Hwy 40 and Denver


Taking Highway 40 was an excellent choice. The lame thing about driving cross country in a car, with a dog, is that it’s much harder to meet people than with public transportation. Plus, I can’t stay in hostels (no dogs) or do anything that means leaving the car for more than a couple of hours.

But, taking less-traveled roads means (1) seeing restaurants, etc. that aren’t attached to oversized gas stations, (2) actually being able to slow down and see things that interest you, and (3) having an excuse to talk to the locals about which roads to take, what’s passable this time of year, and which ones are most scenic. For some reason, people (especially dudes) just love to talk about roads.

Highway 40 cut 100 miles off my drive from SLC to Denver (550 –> 450 miles), but added a couple of hours. It was wwaayyy cooler than driving through Wyoming (reportedly a “wasteland”).


I camped near Hot Sulphur Springs (2 hours outside of Denver). It was ass cold, just 21 degrees. Unbelievably, Maddy actually slept with me in my backpacking hammock. The more you know about backpacking hammocks, the more you realize how ridiculous that is. Eventually, we were too cold and cramped, so we moved into the car which was a much better idea.

The next day I made it to Denver. The view coming out of the mountains was amazing; it’s not terribly clear in this picture, but it’s an incredibly abrupt change from 12,000-ft peaks to perfectly flat plains.


Near the bottom of the mountain slope is Redrock Ampitheater, which is kindof naturally built into the mountain and is surrounded by a beautiful, unreal-looking formations of red rock.
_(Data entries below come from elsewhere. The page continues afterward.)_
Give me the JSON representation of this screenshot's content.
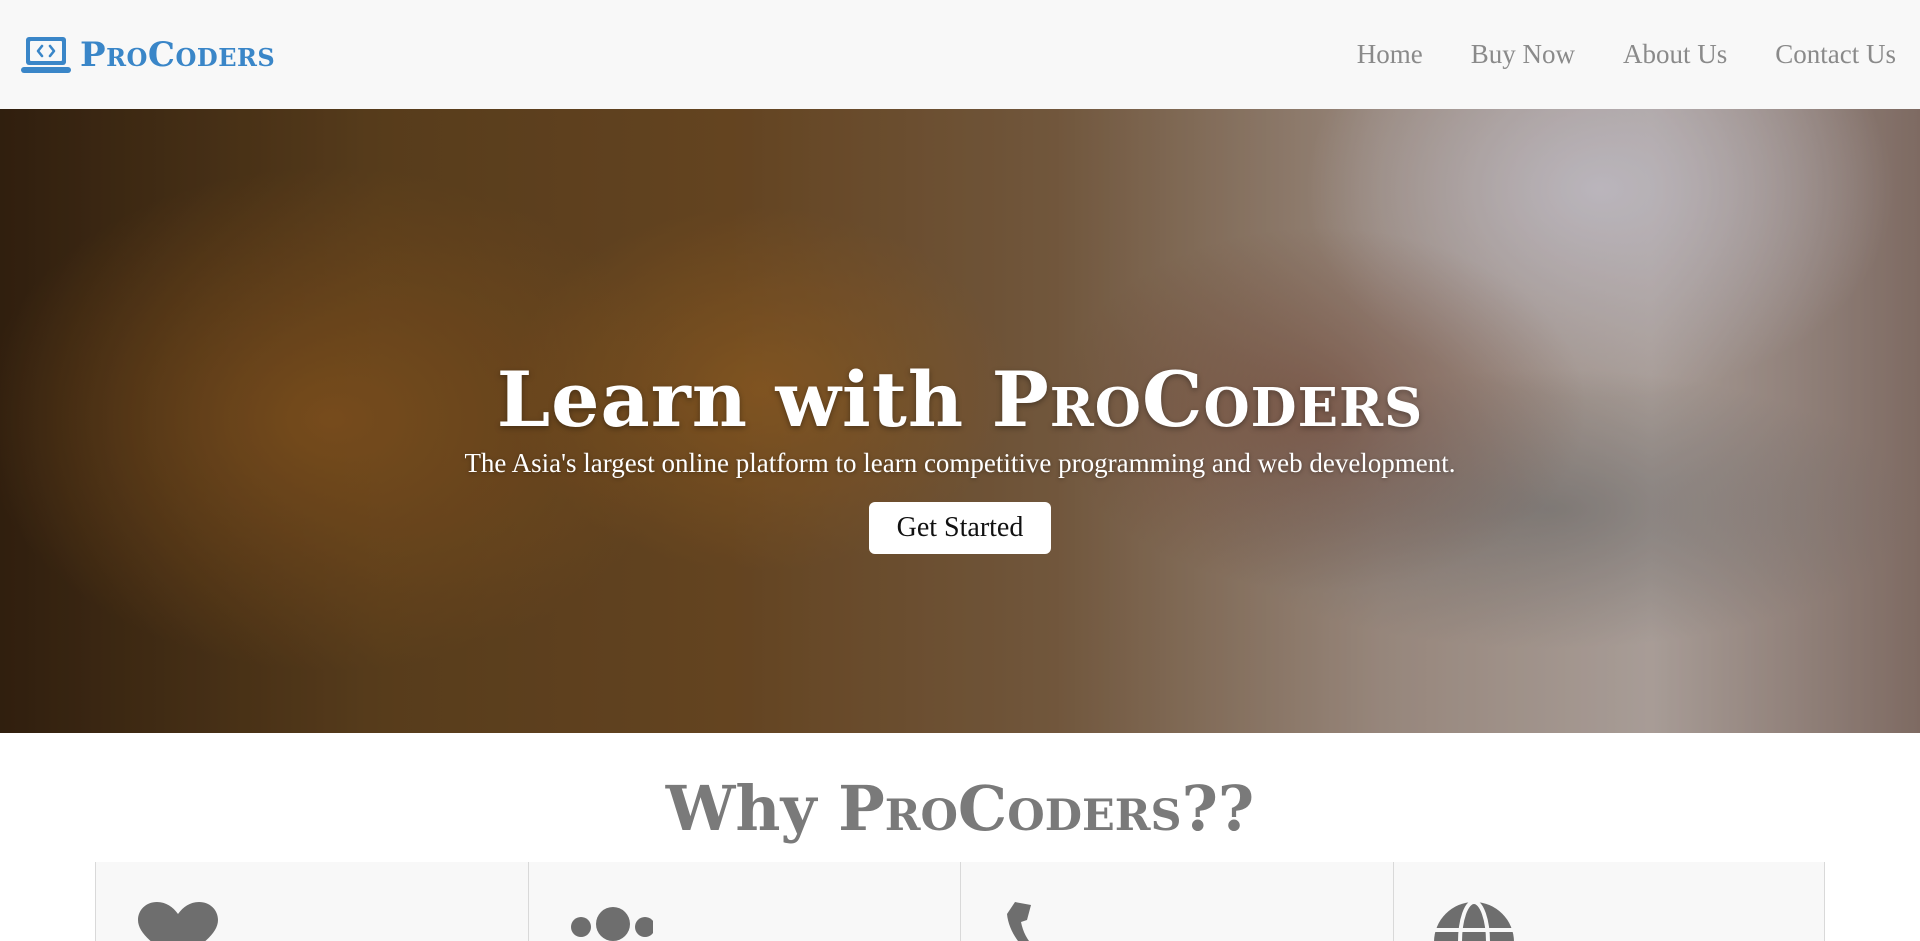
{
  "brand": {
    "name": "ProCoders",
    "icon": "laptop-code-icon",
    "color": "#3a86c8"
  },
  "nav": {
    "items": [
      {
        "label": "Home"
      },
      {
        "label": "Buy Now"
      },
      {
        "label": "About Us"
      },
      {
        "label": "Contact Us"
      }
    ]
  },
  "hero": {
    "title_prefix": "Learn with ",
    "title_brand": "ProCoders",
    "subtitle": "The Asia's largest online platform to learn competitive programming and web development.",
    "cta_label": "Get Started"
  },
  "why": {
    "title_prefix": "Why ",
    "title_brand": "ProCoders",
    "title_suffix": "??",
    "cards": [
      {
        "icon": "heart-icon"
      },
      {
        "icon": "users-icon"
      },
      {
        "icon": "phone-icon"
      },
      {
        "icon": "globe-icon"
      }
    ]
  }
}
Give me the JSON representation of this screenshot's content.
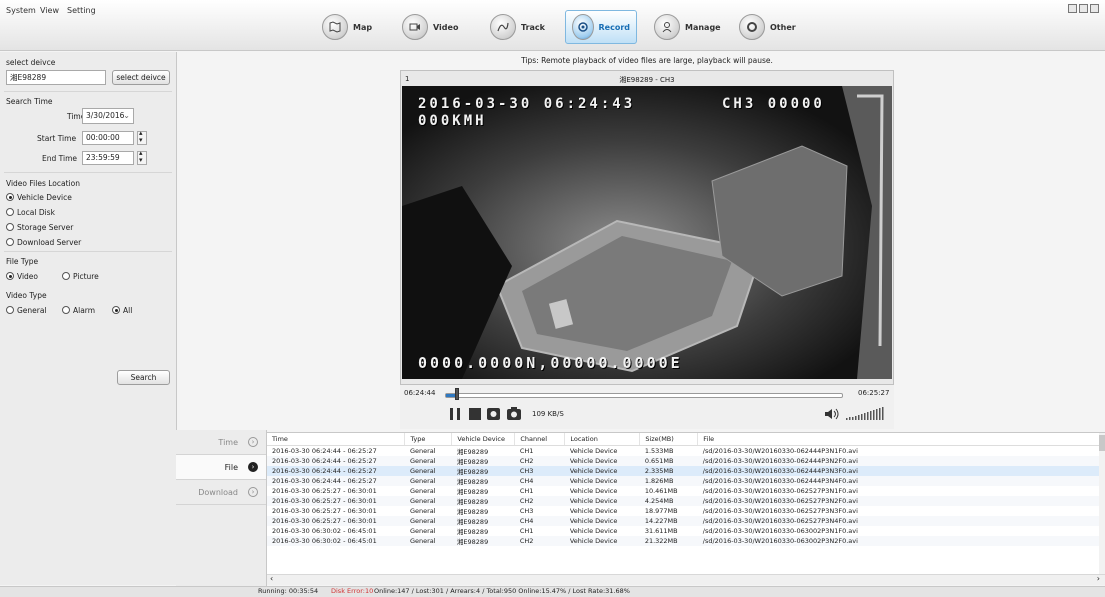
{
  "menu": [
    "System",
    "View",
    "Setting"
  ],
  "nav": [
    {
      "label": "Map",
      "icon": "map-icon"
    },
    {
      "label": "Video",
      "icon": "video-icon"
    },
    {
      "label": "Track",
      "icon": "track-icon"
    },
    {
      "label": "Record",
      "icon": "record-icon",
      "active": true
    },
    {
      "label": "Manage",
      "icon": "manage-icon"
    },
    {
      "label": "Other",
      "icon": "other-icon"
    }
  ],
  "left": {
    "select_device_label": "select deivce",
    "device_value": "湘E98289",
    "select_device_button": "select deivce",
    "search_time_label": "Search Time",
    "time_label": "Time",
    "time_value": "3/30/2016",
    "start_time_label": "Start Time",
    "start_time_value": "00:00:00",
    "end_time_label": "End Time",
    "end_time_value": "23:59:59",
    "location_label": "Video Files Location",
    "location_options": [
      "Vehicle Device",
      "Local Disk",
      "Storage Server",
      "Download Server"
    ],
    "file_type_label": "File Type",
    "file_type_options": [
      "Video",
      "Picture"
    ],
    "video_type_label": "Video Type",
    "video_type_options": [
      "General",
      "Alarm",
      "All"
    ],
    "search_button": "Search"
  },
  "player": {
    "tips": "Tips: Remote playback of video files are large, playback will pause.",
    "index": "1",
    "title": "湘E98289 - CH3",
    "osd_datetime": "2016-03-30 06:24:43",
    "osd_channel": "CH3 00000",
    "osd_speed": "000KMH",
    "osd_gps": "0000.0000N,00000.0000E",
    "start_time": "06:24:44",
    "end_time": "06:25:27",
    "progress": 0.03,
    "rate": "109 KB/S"
  },
  "tabs": [
    "Time",
    "File",
    "Download"
  ],
  "table": {
    "columns": [
      "Time",
      "Type",
      "Vehicle Device",
      "Channel",
      "Location",
      "Size(MB)",
      "File"
    ],
    "rows": [
      [
        "2016-03-30 06:24:44 - 06:25:27",
        "General",
        "湘E98289",
        "CH1",
        "Vehicle Device",
        "1.533MB",
        "/sd/2016-03-30/W20160330-062444P3N1F0.avi"
      ],
      [
        "2016-03-30 06:24:44 - 06:25:27",
        "General",
        "湘E98289",
        "CH2",
        "Vehicle Device",
        "0.651MB",
        "/sd/2016-03-30/W20160330-062444P3N2F0.avi"
      ],
      [
        "2016-03-30 06:24:44 - 06:25:27",
        "General",
        "湘E98289",
        "CH3",
        "Vehicle Device",
        "2.335MB",
        "/sd/2016-03-30/W20160330-062444P3N3F0.avi"
      ],
      [
        "2016-03-30 06:24:44 - 06:25:27",
        "General",
        "湘E98289",
        "CH4",
        "Vehicle Device",
        "1.826MB",
        "/sd/2016-03-30/W20160330-062444P3N4F0.avi"
      ],
      [
        "2016-03-30 06:25:27 - 06:30:01",
        "General",
        "湘E98289",
        "CH1",
        "Vehicle Device",
        "10.461MB",
        "/sd/2016-03-30/W20160330-062527P3N1F0.avi"
      ],
      [
        "2016-03-30 06:25:27 - 06:30:01",
        "General",
        "湘E98289",
        "CH2",
        "Vehicle Device",
        "4.254MB",
        "/sd/2016-03-30/W20160330-062527P3N2F0.avi"
      ],
      [
        "2016-03-30 06:25:27 - 06:30:01",
        "General",
        "湘E98289",
        "CH3",
        "Vehicle Device",
        "18.977MB",
        "/sd/2016-03-30/W20160330-062527P3N3F0.avi"
      ],
      [
        "2016-03-30 06:25:27 - 06:30:01",
        "General",
        "湘E98289",
        "CH4",
        "Vehicle Device",
        "14.227MB",
        "/sd/2016-03-30/W20160330-062527P3N4F0.avi"
      ],
      [
        "2016-03-30 06:30:02 - 06:45:01",
        "General",
        "湘E98289",
        "CH1",
        "Vehicle Device",
        "31.611MB",
        "/sd/2016-03-30/W20160330-063002P3N1F0.avi"
      ],
      [
        "2016-03-30 06:30:02 - 06:45:01",
        "General",
        "湘E98289",
        "CH2",
        "Vehicle Device",
        "21.322MB",
        "/sd/2016-03-30/W20160330-063002P3N2F0.avi"
      ]
    ]
  },
  "status": {
    "running": "Running: 00:35:54",
    "disk_error": "Disk Error:10",
    "stats": "Online:147 / Lost:301 / Arrears:4 / Total:950   Online:15.47% / Lost Rate:31.68%"
  },
  "colors": {
    "accent": "#1a6fb5",
    "error": "#d03030",
    "selected_row": "#dcebfa"
  }
}
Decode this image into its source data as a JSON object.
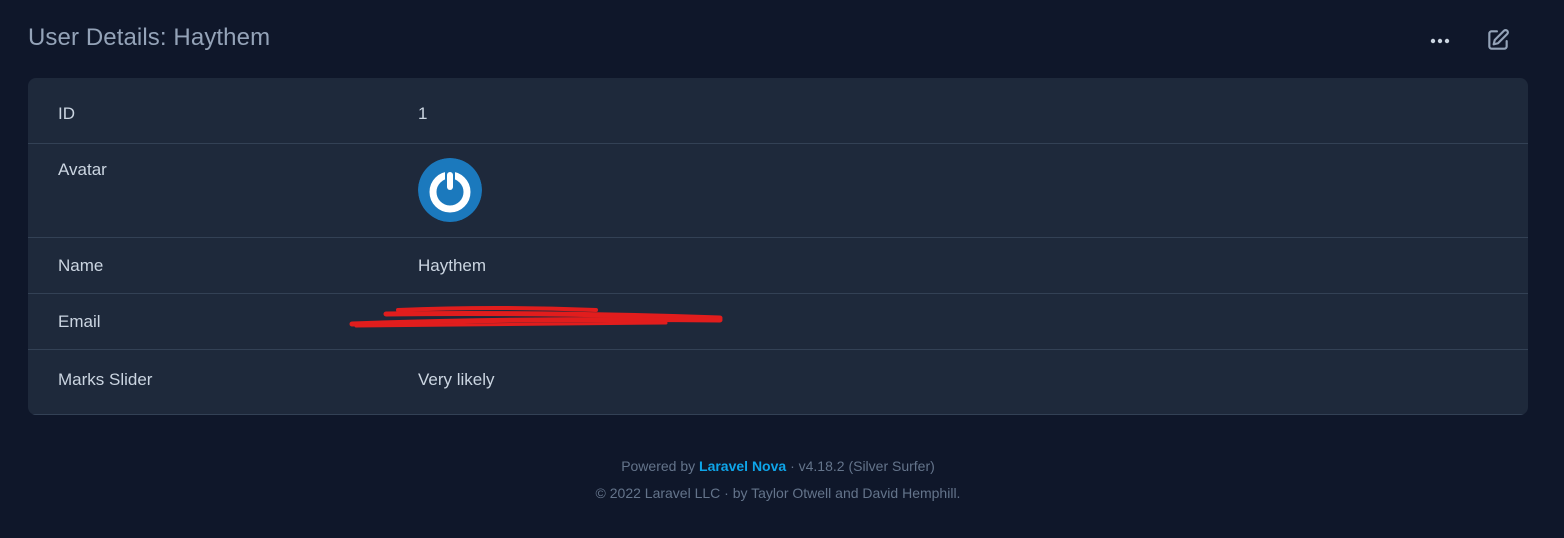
{
  "header": {
    "title": "User Details: Haythem",
    "actions_icon": "ellipsis-horizontal-icon",
    "edit_icon": "pencil-square-icon"
  },
  "details": {
    "rows": [
      {
        "label": "ID",
        "value": "1"
      },
      {
        "label": "Avatar",
        "value": ""
      },
      {
        "label": "Name",
        "value": "Haythem"
      },
      {
        "label": "Email",
        "value": ""
      },
      {
        "label": "Marks Slider",
        "value": "Very likely"
      }
    ]
  },
  "footer": {
    "powered_prefix": "Powered by",
    "brand": "Laravel Nova",
    "version": "· v4.18.2 (Silver Surfer)",
    "copyright": "© 2022 Laravel LLC · by Taylor Otwell and David Hemphill."
  },
  "colors": {
    "background": "#0f172a",
    "card": "#1e293b",
    "divider": "#334155",
    "accent": "#0ea5e9",
    "redaction": "#e11d1d",
    "avatar_blue": "#1b79bd"
  }
}
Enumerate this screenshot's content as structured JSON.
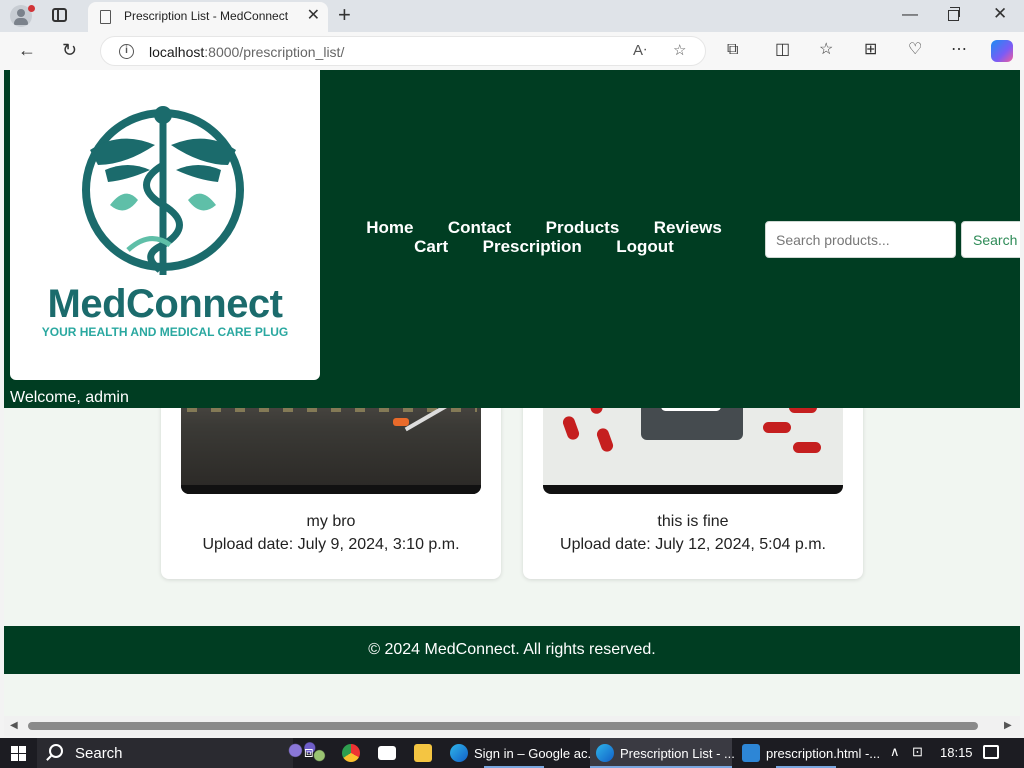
{
  "browser": {
    "tab_title": "Prescription List - MedConnect",
    "url_host": "localhost",
    "url_rest": ":8000/prescription_list/"
  },
  "site": {
    "logo_wordmark": "MedConnect",
    "logo_tagline": "YOUR HEALTH AND MEDICAL CARE PLUG",
    "welcome": "Welcome, admin",
    "nav": [
      "Home",
      "Contact",
      "Products",
      "Reviews",
      "Cart",
      "Prescription",
      "Logout"
    ],
    "search": {
      "placeholder": "Search products...",
      "button": "Search"
    },
    "accent_color": "#003d22",
    "footer": "© 2024 MedConnect. All rights reserved."
  },
  "prescriptions": [
    {
      "title": "my bro",
      "date": "Upload date: July 9, 2024, 3:10 p.m."
    },
    {
      "title": "this is fine",
      "date": "Upload date: July 12, 2024, 5:04 p.m."
    }
  ],
  "taskbar": {
    "search_label": "Search",
    "windows": [
      {
        "label": "Sign in – Google ac..."
      },
      {
        "label": "Prescription List - ..."
      },
      {
        "label": "prescription.html -..."
      }
    ],
    "time": "18:15"
  }
}
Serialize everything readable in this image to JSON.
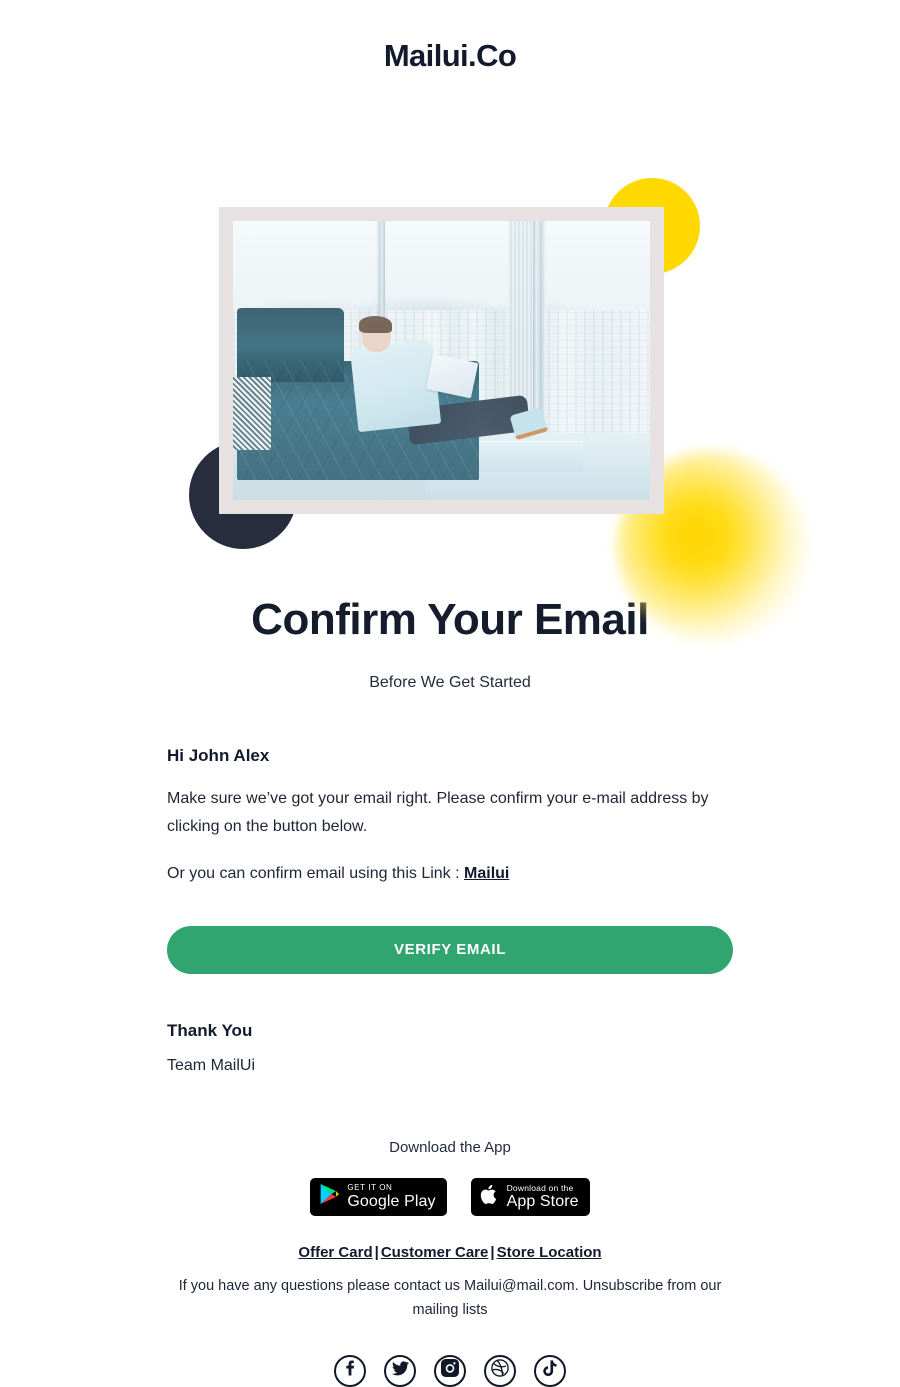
{
  "brand": {
    "logo_text": "Mailui.Co",
    "accent_green": "#30a56f",
    "dark_navy": "#151c2c",
    "yellow": "#ffd900"
  },
  "hero": {
    "image_alt": "Man sitting on a leather sofa working on a laptop beside a tall city-view window",
    "shapes": [
      "yellow-circle",
      "dark-circle",
      "yellow-glow"
    ]
  },
  "headline": "Confirm Your Email",
  "subhead": "Before We Get Started",
  "body": {
    "greeting": "Hi John Alex",
    "paragraph": "Make sure we’ve got your email right. Please confirm your e-mail address by clicking on the button below.",
    "link_lead": "Or you can confirm email using this Link :",
    "link_text": "Mailui"
  },
  "cta": {
    "verify_label": "VERIFY EMAIL"
  },
  "signoff": {
    "thanks": "Thank You",
    "team": "Team MailUi"
  },
  "footer": {
    "download_label": "Download the App",
    "badges": [
      {
        "id": "google-play",
        "small": "GET IT ON",
        "big": "Google Play"
      },
      {
        "id": "app-store",
        "small": "Download on the",
        "big": "App Store"
      }
    ],
    "links": [
      {
        "label": "Offer Card"
      },
      {
        "label": "Customer Care"
      },
      {
        "label": "Store Location"
      }
    ],
    "separator": "|",
    "fine_print": "If you have any questions please contact us Mailui@mail.com. Unsubscribe from our mailing lists",
    "socials": [
      "facebook-icon",
      "twitter-icon",
      "instagram-icon",
      "dribbble-icon",
      "tiktok-icon"
    ]
  }
}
I met up with my grad school friend Dan Gonzales. We played a beautiful, reasonably priced round of golf.

Afterwards I was starving and we went to Casa Bonita, of South Park fame:


It was totally awesome, better than I ever expected it. The food gave me such a stomach ache that I could hardly sleep, but that’s definitely part of the experience.